## DIRECTIONS FOR THIS TASK
All of the entries need to be printed again exactly; pictures are the only thing to omit.

Records contained in a dataset:

^^^^^^^^^^^^^^^^

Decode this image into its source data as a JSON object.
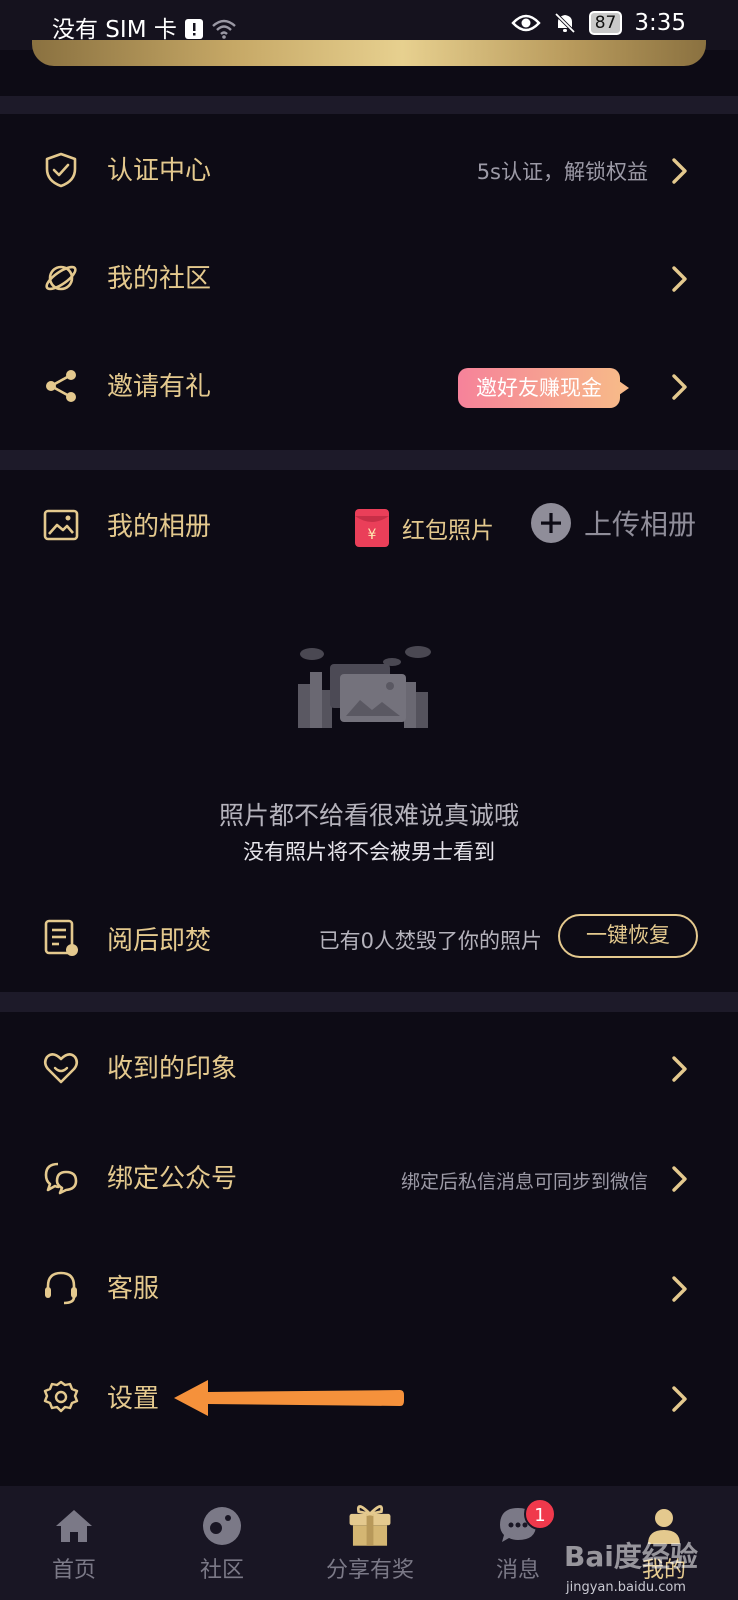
{
  "status_bar": {
    "carrier": "没有 SIM 卡",
    "battery": "87",
    "time": "3:35"
  },
  "menu_top": [
    {
      "label": "认证中心",
      "hint": "5s认证，解锁权益",
      "icon": "shield-check-icon"
    },
    {
      "label": "我的社区",
      "hint": "",
      "icon": "planet-icon"
    },
    {
      "label": "邀请有礼",
      "badge": "邀好友赚现金",
      "icon": "share-icon"
    }
  ],
  "album": {
    "title": "我的相册",
    "redpack_label": "红包照片",
    "redpack_symbol": "¥",
    "upload_label": "上传相册",
    "empty_title": "照片都不给看很难说真诚哦",
    "empty_sub": "没有照片将不会被男士看到"
  },
  "burn": {
    "label": "阅后即焚",
    "hint": "已有0人焚毁了你的照片",
    "button": "一键恢复"
  },
  "menu_bottom": [
    {
      "label": "收到的印象",
      "hint": "",
      "icon": "heart-icon"
    },
    {
      "label": "绑定公众号",
      "hint": "绑定后私信消息可同步到微信",
      "icon": "chat-bubbles-icon"
    },
    {
      "label": "客服",
      "hint": "",
      "icon": "headset-icon"
    },
    {
      "label": "设置",
      "hint": "",
      "icon": "gear-icon"
    }
  ],
  "tabbar": {
    "items": [
      {
        "label": "首页",
        "icon": "home-icon"
      },
      {
        "label": "社区",
        "icon": "community-icon"
      },
      {
        "label": "分享有奖",
        "icon": "gift-icon"
      },
      {
        "label": "消息",
        "icon": "message-icon",
        "badge": "1"
      },
      {
        "label": "我的",
        "icon": "profile-icon"
      }
    ],
    "active_index": 4
  },
  "watermark": {
    "brand": "Bai度经验",
    "url": "jingyan.baidu.com"
  },
  "colors": {
    "background": "#0d0b15",
    "accent_gold": "#e4c98e",
    "divider": "#1d1a29",
    "annotation_arrow": "#f5913b",
    "badge_red": "#f0394c"
  }
}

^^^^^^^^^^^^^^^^

## RESPONSE
Decode this image into its source data as a JSON object.
{
  "status_bar": {
    "carrier": "没有 SIM 卡",
    "battery": "87",
    "time": "3:35"
  },
  "menu_top": [
    {
      "label": "认证中心",
      "hint": "5s认证，解锁权益",
      "icon": "shield-check-icon"
    },
    {
      "label": "我的社区",
      "hint": "",
      "icon": "planet-icon"
    },
    {
      "label": "邀请有礼",
      "badge": "邀好友赚现金",
      "icon": "share-icon"
    }
  ],
  "album": {
    "title": "我的相册",
    "redpack_label": "红包照片",
    "redpack_symbol": "¥",
    "upload_label": "上传相册",
    "empty_title": "照片都不给看很难说真诚哦",
    "empty_sub": "没有照片将不会被男士看到"
  },
  "burn": {
    "label": "阅后即焚",
    "hint": "已有0人焚毁了你的照片",
    "button": "一键恢复"
  },
  "menu_bottom": [
    {
      "label": "收到的印象",
      "hint": "",
      "icon": "heart-icon"
    },
    {
      "label": "绑定公众号",
      "hint": "绑定后私信消息可同步到微信",
      "icon": "chat-bubbles-icon"
    },
    {
      "label": "客服",
      "hint": "",
      "icon": "headset-icon"
    },
    {
      "label": "设置",
      "hint": "",
      "icon": "gear-icon"
    }
  ],
  "tabbar": {
    "items": [
      {
        "label": "首页",
        "icon": "home-icon"
      },
      {
        "label": "社区",
        "icon": "community-icon"
      },
      {
        "label": "分享有奖",
        "icon": "gift-icon"
      },
      {
        "label": "消息",
        "icon": "message-icon",
        "badge": "1"
      },
      {
        "label": "我的",
        "icon": "profile-icon"
      }
    ],
    "active_index": 4
  },
  "watermark": {
    "brand": "Bai度经验",
    "url": "jingyan.baidu.com"
  },
  "colors": {
    "background": "#0d0b15",
    "accent_gold": "#e4c98e",
    "divider": "#1d1a29",
    "annotation_arrow": "#f5913b",
    "badge_red": "#f0394c"
  }
}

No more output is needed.